The misfortune went deeper for Cabrera and Castellanos. It's undeniable that Cabrera's season-long back ailments played a role -- and he'll be another year older in 2018 -- but only five qualified hitters recorded a higher rate of hard-hit balls than the Tigers star (minimum 300 balls in play, a list that included 182 MLB hitters). Unfortunately for Cabrera, he led the Majors with 55 outs recorded on balls with hit probabilities of at least 50 percent, and he tied for the 12th-most outs on hard-hit balls, including the seventh most on hard-hit balls in the air. The 60-point gap between Cabrera's .382 expected wOBA and .322 actual wOBA was the largest of the 183 Major League hitters who recorded at least 400 at-bats this year.

The only player who ran into more outs on barreled balls than Cabrera was Castellanos, with 17 such outs.

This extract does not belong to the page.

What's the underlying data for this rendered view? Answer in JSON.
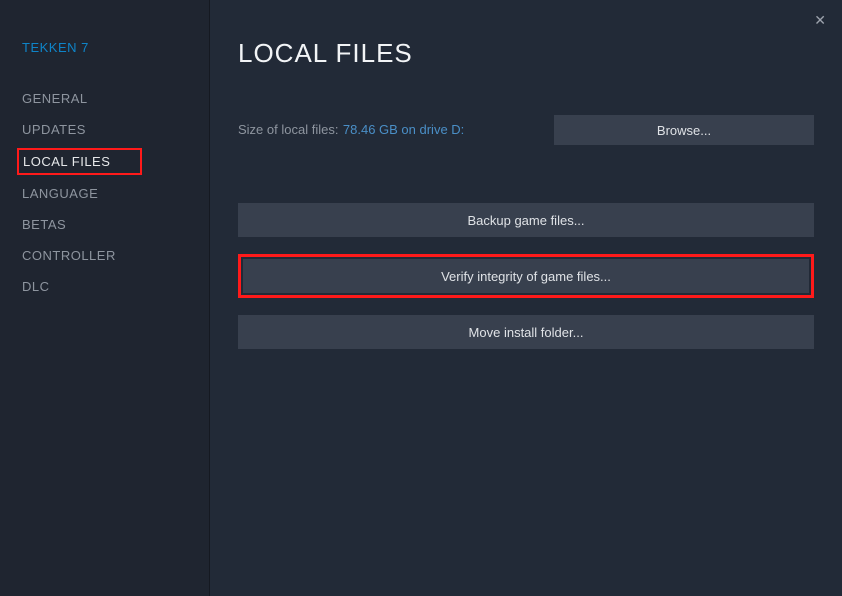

Castellanos' 70 outs on hard-hit balls in the air were the second most in the Majors, while his 52 outs on balls with at least a 50 percent hit probability ranked fourth. Castellanos, alongside Cabrera, gave Detroit two of the top 10 "most unlucky hitters" in terms of their gaps between expected and actual wOBA, providing a glimpse into what kind of season it was for the Tigers.

, Mariners

At first glance, the fact that Cano's 112 wRC+ in 2017 was his lowest in any season since '08 might cause concern -- especially since he did so at age 34. But the way Cano consistently struck the ball should assuage some of those concerns. Only Manny Machado -- whom we'll discuss in a moment -- and put more hard-hit balls in play than Cano's 223, but nearly half of Cano's lasers, 110, were outs, the Majors' second-highest total behind Machado. It wasn't as if Cano was lashing everything on the ground -- just about half of his hard-hit outs (54) came in the air. Cano recorded 53 outs on balls struck with a hit probability of at least 50 percent, third most behind Cabrera and Machado.

Cano struck out less and walked more than he did in 2016, when he finished eighth in the AL MVP Award voting. His eyes remain in top form, and here's a guess that his contact will catch back up with his stats ledger in '18.

Manny Machado, Orioles

Machado woke up on the morning of July 1 with a .216/.289/.423 slash line before catching fire in the second half. The Orioles star had a case of bad luck that was easy to diagnose early in the season; he simply couldn't be held down forever with the way he was hitting the ball.

Video: [email protected]: Machado crushes a two-run homer to left field

After finishing the season as one of the game's hottest hitters, Machado led MLB in hard-hit outs (133) and hard-hit outs in the air (75), while also finishing just behind Cabrera with 54 outs made on balls with hit probabilities of at least 50 percent. Machado suffered the Majors' seventh-highest gap between his expected (.357) and actual (.335) wOBA, but that gap reduced to just eight points after the All-Star break. The Machado we saw in the second half is the one teams figure to pony up hundreds of millions of dollars for next offseason. He should be that player in 2018 if his luck changes even a little.

Mitch Moreland, free agent

Moreland was one of the few power threats for a Red Sox club that hit the fewest home runs in the AL, but Statcast™ metrics say some of the first baseman's power went to waste. Moreland's 36-point gap between his expected (.371) and actual wOBA (.335) was MLB's second highest behind Cabrera, and the 24-point gap between his expected (.270) and actual batting average (.246) was the fourth highest. Moreland hit into 46 outs on balls that typically fall for hits at least 50 percent of the time, tying for the 12th most in MLB.

Moreland has placed among the 20 highest gaps between expected and actual wOBA in each of the first three seasons of Statcast™, and it stands to reason that his tendency to pull the ball into shifts on the right side plays into this as well. Still, with Moreland available on the free-agent market, teams may want to look deeper into the type of pop he can provide from the left side.